There’s a decadent quality to this wine, whose makers were among the first to forge a South Island path for full bodied sauvignon blanc by blending it with semillon in 1998. They have remained faithful to the formula, allowing semillon to flirt with oak, which softens the wine and enhances its creamy, oak-derived richness. A must try.
Buy from Regional Wines, Wellington; Vino Fino, Christchurch, Cambridge Wine Company, Hamilton.
2013 Fairbourne Marlborough Sauvignon Blanc $32 to $33
Smooth and subtle, showing that a little oak goes a long way in a full bodied sauvignon blanc from a sundrenched north facing vineyard in the Wairau Valley, Marlborough
From Moore Wilson’s, Wellington; Ballantynes, Christchurch, Farro Fresh. fairbourne.co.nz
Embrace the eccentrics
2013 Spade Oak Vigneron Petit Manseng $32 (375ml bottle)
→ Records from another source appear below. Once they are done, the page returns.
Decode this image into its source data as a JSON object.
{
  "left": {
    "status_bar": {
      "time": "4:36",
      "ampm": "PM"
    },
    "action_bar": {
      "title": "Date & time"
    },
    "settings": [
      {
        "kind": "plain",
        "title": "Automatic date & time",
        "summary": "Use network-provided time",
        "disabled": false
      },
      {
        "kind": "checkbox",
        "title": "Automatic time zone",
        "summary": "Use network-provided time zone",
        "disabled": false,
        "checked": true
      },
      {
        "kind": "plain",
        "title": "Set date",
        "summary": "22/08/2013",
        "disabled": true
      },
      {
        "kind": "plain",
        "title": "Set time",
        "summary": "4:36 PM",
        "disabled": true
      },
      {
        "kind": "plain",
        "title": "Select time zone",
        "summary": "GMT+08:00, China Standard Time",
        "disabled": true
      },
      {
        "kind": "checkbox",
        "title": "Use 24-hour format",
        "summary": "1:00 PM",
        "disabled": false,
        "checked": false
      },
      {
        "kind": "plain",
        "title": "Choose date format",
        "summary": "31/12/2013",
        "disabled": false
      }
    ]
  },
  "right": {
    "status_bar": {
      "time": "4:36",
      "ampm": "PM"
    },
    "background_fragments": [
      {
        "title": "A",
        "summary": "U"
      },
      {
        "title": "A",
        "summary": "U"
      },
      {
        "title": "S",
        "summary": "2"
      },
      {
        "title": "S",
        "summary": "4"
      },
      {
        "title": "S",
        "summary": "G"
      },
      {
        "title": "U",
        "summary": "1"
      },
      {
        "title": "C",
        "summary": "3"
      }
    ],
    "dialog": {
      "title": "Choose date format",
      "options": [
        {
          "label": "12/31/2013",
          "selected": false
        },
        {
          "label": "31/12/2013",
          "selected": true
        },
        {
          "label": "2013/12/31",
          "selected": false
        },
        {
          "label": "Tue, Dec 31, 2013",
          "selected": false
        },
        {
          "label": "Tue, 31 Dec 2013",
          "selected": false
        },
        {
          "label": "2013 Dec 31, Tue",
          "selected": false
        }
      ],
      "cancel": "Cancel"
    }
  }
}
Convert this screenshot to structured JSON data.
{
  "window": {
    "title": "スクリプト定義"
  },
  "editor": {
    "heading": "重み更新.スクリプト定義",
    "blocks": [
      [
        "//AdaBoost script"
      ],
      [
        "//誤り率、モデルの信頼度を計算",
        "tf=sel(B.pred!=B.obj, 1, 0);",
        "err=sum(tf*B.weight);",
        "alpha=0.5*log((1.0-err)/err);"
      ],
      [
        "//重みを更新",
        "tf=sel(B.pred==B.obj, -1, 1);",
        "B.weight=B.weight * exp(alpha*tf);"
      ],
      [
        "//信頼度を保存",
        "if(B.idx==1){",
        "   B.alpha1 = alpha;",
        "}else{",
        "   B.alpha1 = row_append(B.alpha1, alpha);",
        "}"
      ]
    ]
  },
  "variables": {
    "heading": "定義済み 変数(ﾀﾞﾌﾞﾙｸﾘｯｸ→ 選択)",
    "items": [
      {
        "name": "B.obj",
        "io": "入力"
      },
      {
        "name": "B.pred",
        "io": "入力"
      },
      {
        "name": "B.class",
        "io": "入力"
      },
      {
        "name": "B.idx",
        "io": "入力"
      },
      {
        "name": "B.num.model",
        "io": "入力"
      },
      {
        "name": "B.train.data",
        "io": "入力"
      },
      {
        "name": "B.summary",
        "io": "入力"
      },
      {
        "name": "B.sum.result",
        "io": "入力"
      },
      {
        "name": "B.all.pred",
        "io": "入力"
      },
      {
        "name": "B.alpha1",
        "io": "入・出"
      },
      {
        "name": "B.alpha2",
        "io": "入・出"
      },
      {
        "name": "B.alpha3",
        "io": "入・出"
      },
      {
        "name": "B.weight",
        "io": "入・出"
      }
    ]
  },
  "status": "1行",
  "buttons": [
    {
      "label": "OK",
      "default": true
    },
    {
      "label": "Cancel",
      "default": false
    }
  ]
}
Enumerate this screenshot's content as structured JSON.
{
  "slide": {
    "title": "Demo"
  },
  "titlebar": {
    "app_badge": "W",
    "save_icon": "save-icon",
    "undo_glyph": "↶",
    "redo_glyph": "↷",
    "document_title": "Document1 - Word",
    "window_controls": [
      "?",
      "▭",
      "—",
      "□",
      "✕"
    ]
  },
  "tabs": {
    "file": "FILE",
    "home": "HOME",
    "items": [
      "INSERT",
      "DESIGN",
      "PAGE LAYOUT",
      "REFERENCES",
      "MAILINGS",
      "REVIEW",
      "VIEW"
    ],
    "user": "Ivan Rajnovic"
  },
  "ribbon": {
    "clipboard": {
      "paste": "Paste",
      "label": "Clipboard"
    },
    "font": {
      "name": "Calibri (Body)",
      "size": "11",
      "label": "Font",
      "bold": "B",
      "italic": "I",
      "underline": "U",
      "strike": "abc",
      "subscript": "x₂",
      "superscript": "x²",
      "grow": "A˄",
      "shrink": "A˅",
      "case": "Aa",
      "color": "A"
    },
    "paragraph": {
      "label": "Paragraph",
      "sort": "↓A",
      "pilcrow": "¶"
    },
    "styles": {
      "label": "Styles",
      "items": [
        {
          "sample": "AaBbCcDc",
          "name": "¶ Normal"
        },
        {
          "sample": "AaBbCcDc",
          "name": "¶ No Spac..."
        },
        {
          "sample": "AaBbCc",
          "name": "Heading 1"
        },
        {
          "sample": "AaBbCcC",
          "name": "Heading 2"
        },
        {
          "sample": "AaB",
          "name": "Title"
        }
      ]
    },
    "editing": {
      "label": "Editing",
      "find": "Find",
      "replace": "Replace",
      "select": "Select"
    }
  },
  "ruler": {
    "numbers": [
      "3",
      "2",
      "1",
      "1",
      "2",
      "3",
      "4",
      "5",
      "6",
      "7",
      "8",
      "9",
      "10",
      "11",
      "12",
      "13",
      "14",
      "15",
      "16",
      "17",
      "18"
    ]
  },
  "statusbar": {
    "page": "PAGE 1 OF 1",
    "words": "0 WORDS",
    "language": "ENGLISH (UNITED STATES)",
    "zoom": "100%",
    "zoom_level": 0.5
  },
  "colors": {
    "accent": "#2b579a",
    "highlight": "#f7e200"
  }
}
Little known wines are all the rage right now, so meet petit manseng, which originally comes from Jurancon in the south of France and suits New Zealand’s cool climate well, if this one and and Churton’s in Marlborough are anything to go by. This is liquid deliciousness; medium bodied, off dry and refreshingly grapefruit-like.
From: Regional Wines, Wellington; Primo Vino, Hamilton; Super Liquor in Papanui, Christchurch or buy online at www.spadeoak.co.nz
2014 Seifried Nelson Sauvignon Blanc $13
If you find this at $18, the winemakers will be doing well; most of the time it is a gutsy, flavoursome and vibrant white which puts the capital ‘b’ in bargain buy at $13. (Not a fumé style.)